First things first, congratulations to the winners of the pub quiz, Ali, Yaz, Jake and Luke, despite stating the area of Tenerife to be 280,000km². For reference, the area of the UK is only 243,610 km². The quiz was Tenerife themed, but it was varied. Other questions included:
-What is the Latin name of the Tenerife bumblebee (Bombus terrestris canariensis)
-What birds pollinate the bell flower (the chiffchaff and the chaffinch)
-What does Mount Teide mean (the Devil)
-In what division do Tenerife play in football (second, apparently)
Half the groups didn’t even bother answering this last question, because they weren’t sure whether the answer should be a number or a word. To be fair, that’s more forgivable than a question raised by a certain zoologist ‘what species is a Metapod?’ It’s a Pokemon, Imogen Cooke.
The next morning, we relocated to another hostel in the mountains, where we spent 2 days collecting data for our group research projects and getting footage for our videos. We have come up with a variety of projects among us, including observational studies on pollinators relating to island biogeography, choice experiments involving lizards (‘these lizards are frugivores… but we fed them peanut butter’) and projects about plants’ adaptations to different environmental conditions- these ones were good because if the data wasn’t interesting we could just leaf it out. At the end of the first project day we gave our assessed presentations, demonstrating perfect time-keeping skills that pleased Juliet greatly. It was touch-and-go for a second when the Crustacean Sensations stated that their research (an investigation into hermit crab boldness) was of wider scientific importance ‘because it’s worth 10% of our grade’, but they were quick to assure us they had some better reasons too.

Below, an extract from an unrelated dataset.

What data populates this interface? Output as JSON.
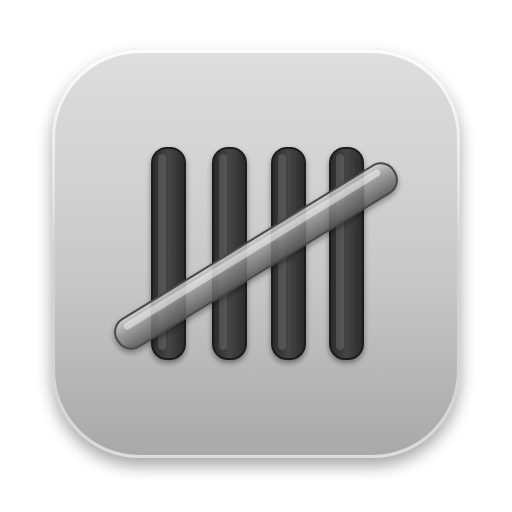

In the evening we had two short lectures, the first being from Tom about cetaceans (whales and dolphins) that can be seen around the island. The most commonly seen cetaceans are short-finned pilot whales, common dolphins, and bottlenose dolphins, but there have been humpback whales and orcas sighted in the past! Jason gave his first ever lecture about sea birds, touching on their adaptive counter-colouration, wing morphology and flying techniques, and their impressive migratory and navigational abilities. Did you know that recent research has found swifts to fly for up to 300 days without landing once? COOL!
Today was the day we’ve all been waiting for: whale watching day! And now we knew how to identify anything if we were lucky enough to see it. The sun was shining when we all clambered out of the minibuses at the harbour, and we were quick to change into shorts and sun cream up. It wasn’t long before we were on the boat, speeding towards a group of short-finned pilot whales. They swam right up alongside us, which was whaley fin-tastic, and dolphin-ately more than we’d expected. Nobody spotted a Zino’s petrel, which is good news for Jason, who promised to buy us all drinks for life if we did. Better luck next year, kids.
Jason pointed out yellow-legged gulls and ospreys on the way back to the marina, and Tom explained that the vertical streaks in the cliffs were formed when magma was forced up through the existing rock with high pressure from below. I have to say, this trip has changed my opinion of sea birds and rocks.